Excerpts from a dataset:
═══
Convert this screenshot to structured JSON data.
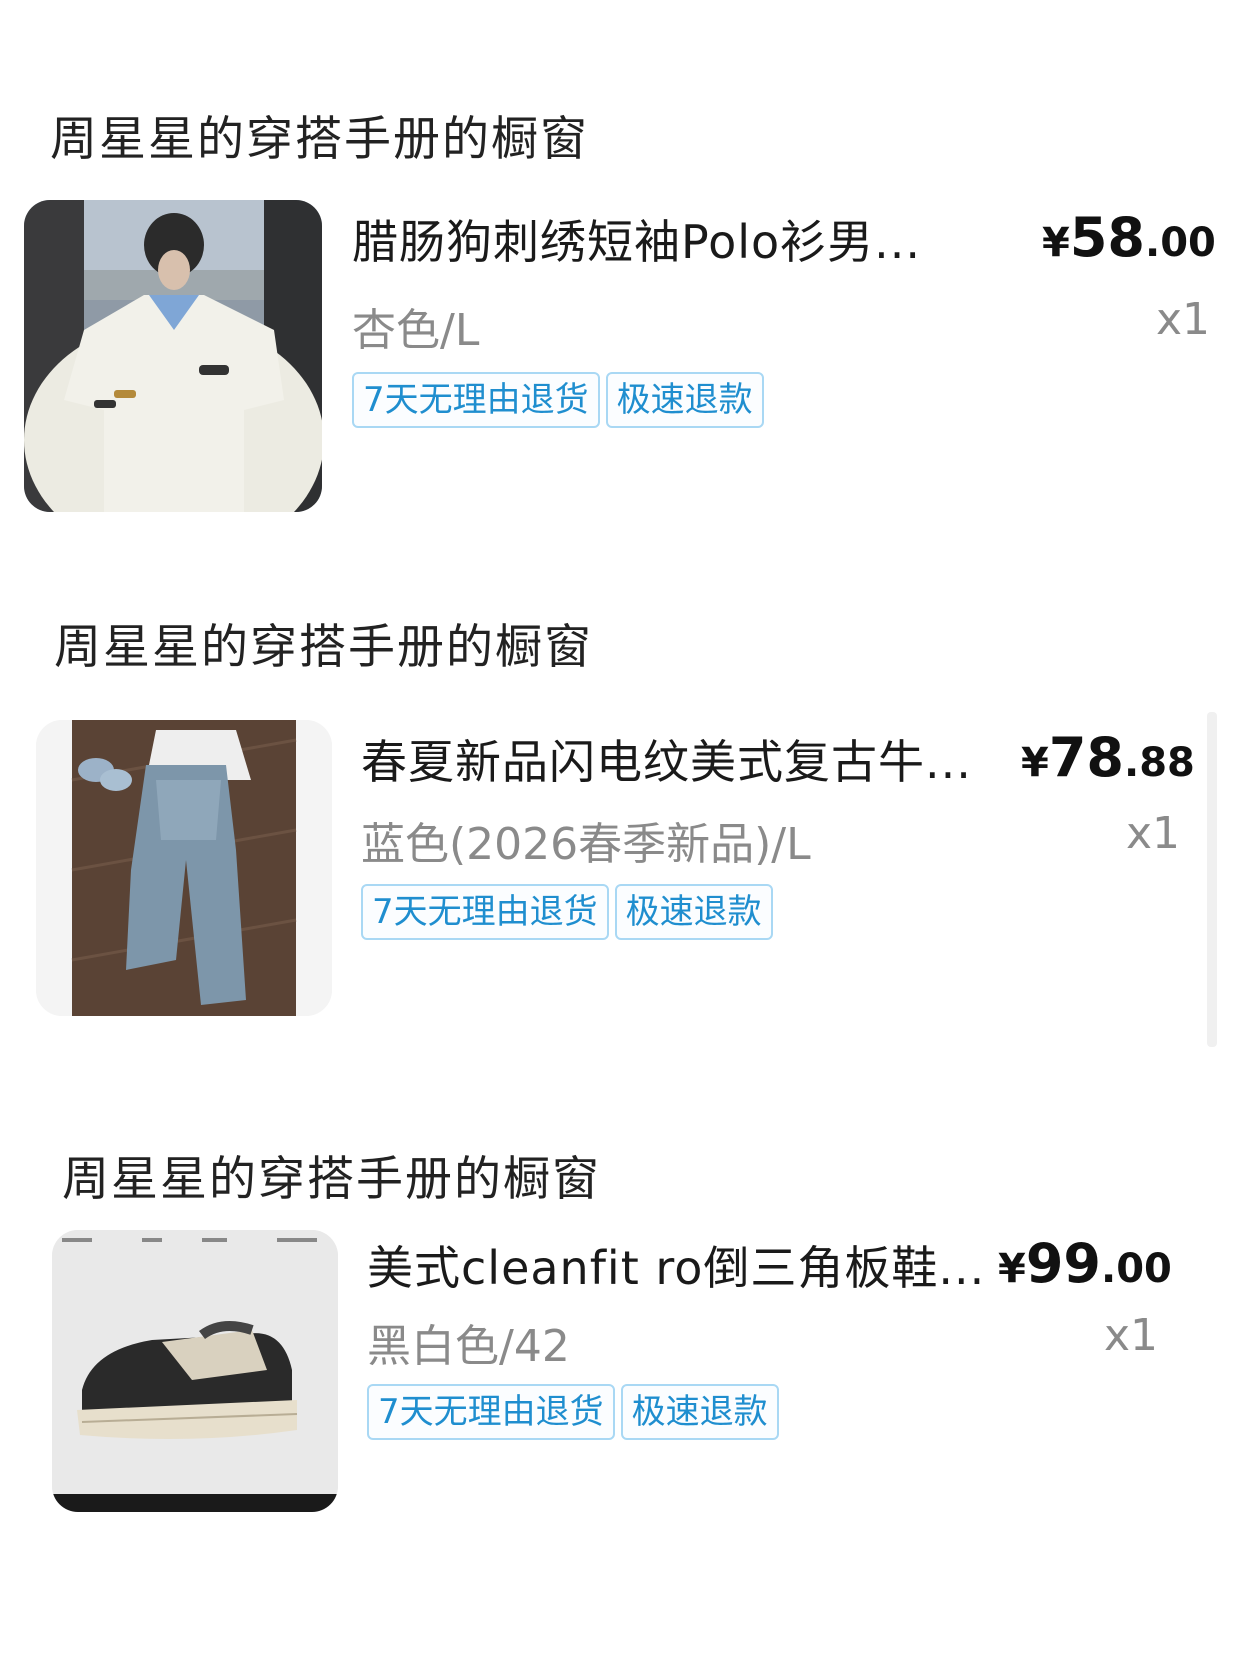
{
  "items": [
    {
      "shop": "周星星的穿搭手册的橱窗",
      "product_name": "腊肠狗刺绣短袖Polo衫男...",
      "price": {
        "currency": "¥",
        "integer": "58",
        "decimal": ".00"
      },
      "sku": "杏色/L",
      "qty": "x1",
      "tags": [
        "7天无理由退货",
        "极速退款"
      ]
    },
    {
      "shop": "周星星的穿搭手册的橱窗",
      "product_name": "春夏新品闪电纹美式复古牛...",
      "price": {
        "currency": "¥",
        "integer": "78",
        "decimal": ".88"
      },
      "sku": "蓝色(2026春季新品)/L",
      "qty": "x1",
      "tags": [
        "7天无理由退货",
        "极速退款"
      ]
    },
    {
      "shop": "周星星的穿搭手册的橱窗",
      "product_name": "美式cleanfit ro倒三角板鞋...",
      "price": {
        "currency": "¥",
        "integer": "99",
        "decimal": ".00"
      },
      "sku": "黑白色/42",
      "qty": "x1",
      "tags": [
        "7天无理由退货",
        "极速退款"
      ]
    }
  ],
  "colors": {
    "tag_text": "#1f8ecf",
    "tag_border": "#a9d8f4",
    "secondary_text": "#8a8a8a"
  }
}
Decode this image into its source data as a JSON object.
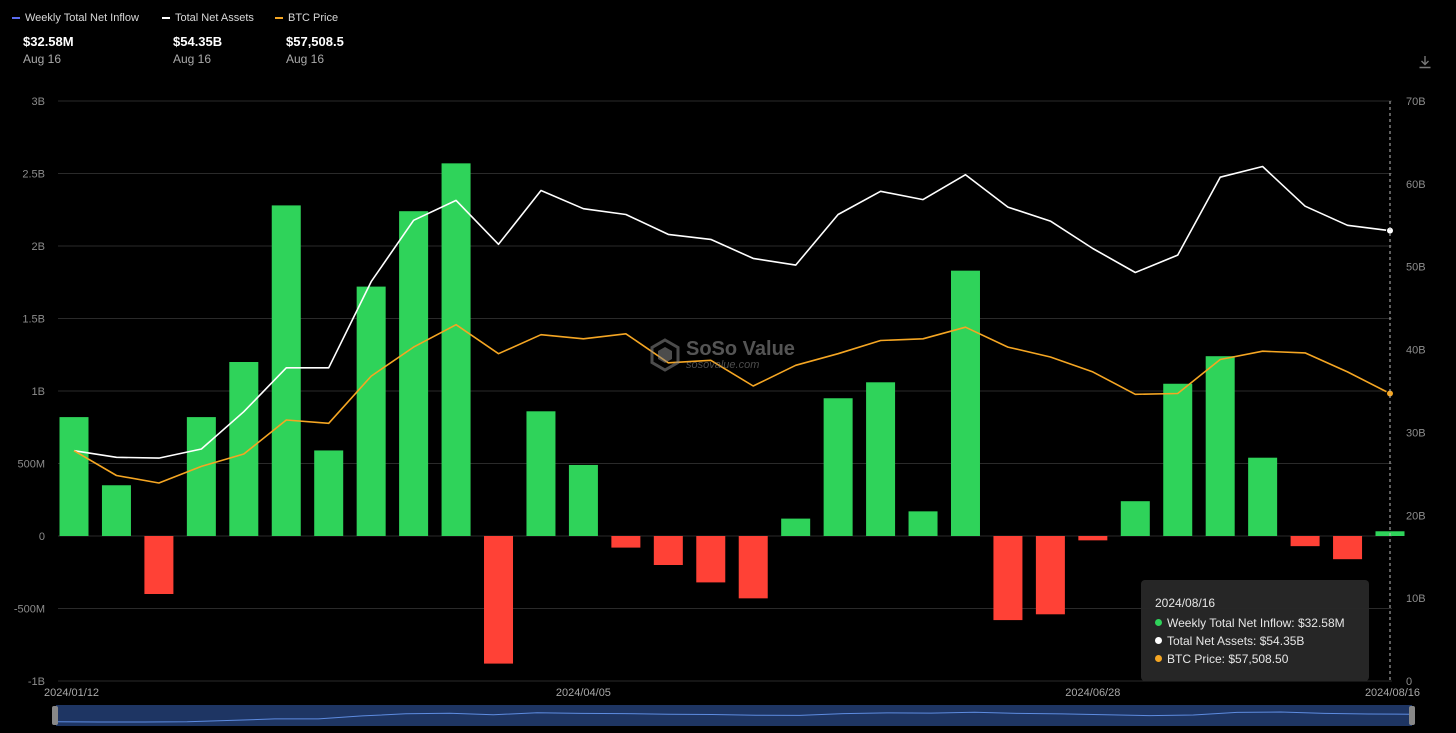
{
  "legend": [
    {
      "name": "Weekly Total Net Inflow",
      "value": "$32.58M",
      "date": "Aug 16",
      "color": "#5b6cf0"
    },
    {
      "name": "Total Net Assets",
      "value": "$54.35B",
      "date": "Aug 16",
      "color": "#ffffff"
    },
    {
      "name": "BTC Price",
      "value": "$57,508.5",
      "date": "Aug 16",
      "color": "#f5a623"
    }
  ],
  "tooltip": {
    "date": "2024/08/16",
    "rows": [
      {
        "text": "Weekly Total Net Inflow: $32.58M",
        "color": "#2fd35a"
      },
      {
        "text": "Total Net Assets: $54.35B",
        "color": "#ffffff"
      },
      {
        "text": "BTC Price: $57,508.50",
        "color": "#f5a623"
      }
    ]
  },
  "watermark": {
    "title": "SoSo Value",
    "subtitle": "sosovalue.com"
  },
  "icons": {
    "download": "download-icon",
    "logo": "sosovalue-logo-icon"
  },
  "chart_data": {
    "type": "bar",
    "x_tick_labels": [
      "2024/01/12",
      "2024/04/05",
      "2024/06/28",
      "2024/08/16"
    ],
    "y_left_ticks": [
      "3B",
      "2.5B",
      "2B",
      "1.5B",
      "1B",
      "500M",
      "0",
      "-500M",
      "-1B"
    ],
    "y_right_ticks": [
      "70B",
      "60B",
      "50B",
      "40B",
      "30B",
      "20B",
      "10B",
      "0"
    ],
    "ylim_left": [
      -1000,
      3000
    ],
    "ylim_right": [
      0,
      70
    ],
    "positive_color": "#2fd35a",
    "negative_color": "#ff4136",
    "series": [
      {
        "name": "Weekly Total Net Inflow",
        "axis": "left",
        "unit": "M",
        "values": [
          820,
          350,
          -400,
          820,
          1200,
          2280,
          590,
          1720,
          2240,
          2570,
          -880,
          860,
          490,
          -80,
          -200,
          -320,
          -430,
          120,
          950,
          1060,
          170,
          1830,
          -580,
          -540,
          -30,
          240,
          1050,
          1240,
          540,
          -70,
          -160,
          32.58
        ]
      },
      {
        "name": "Total Net Assets",
        "axis": "right",
        "unit": "B",
        "values": [
          27.8,
          27.0,
          26.9,
          28.0,
          32.5,
          37.8,
          37.8,
          48.2,
          55.6,
          58.0,
          52.7,
          59.2,
          57.0,
          56.3,
          53.9,
          53.3,
          51.0,
          50.2,
          56.3,
          59.1,
          58.1,
          61.1,
          57.2,
          55.5,
          52.2,
          49.3,
          51.4,
          60.8,
          62.1,
          57.3,
          55.0,
          54.35
        ]
      },
      {
        "name": "BTC Price",
        "axis": "right",
        "unit": "B-axis",
        "values": [
          27.8,
          24.8,
          23.9,
          25.9,
          27.4,
          31.5,
          31.1,
          36.8,
          40.3,
          43.0,
          39.5,
          41.8,
          41.3,
          41.9,
          38.4,
          38.7,
          35.6,
          38.1,
          39.5,
          41.1,
          41.3,
          42.7,
          40.3,
          39.1,
          37.3,
          34.6,
          34.7,
          38.8,
          39.8,
          39.6,
          37.3,
          34.7
        ]
      }
    ]
  }
}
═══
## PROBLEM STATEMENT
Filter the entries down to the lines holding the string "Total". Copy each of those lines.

## ANSWER SPACE
      "name": "Weekly Total Net Inflow",
      "name": "Total Net Assets",
        "text": "Weekly Total Net Inflow: $32.58M",
        "text": "Total Net Assets: $54.35B",
        "name": "Weekly Total Net Inflow",
        "name": "Total Net Assets",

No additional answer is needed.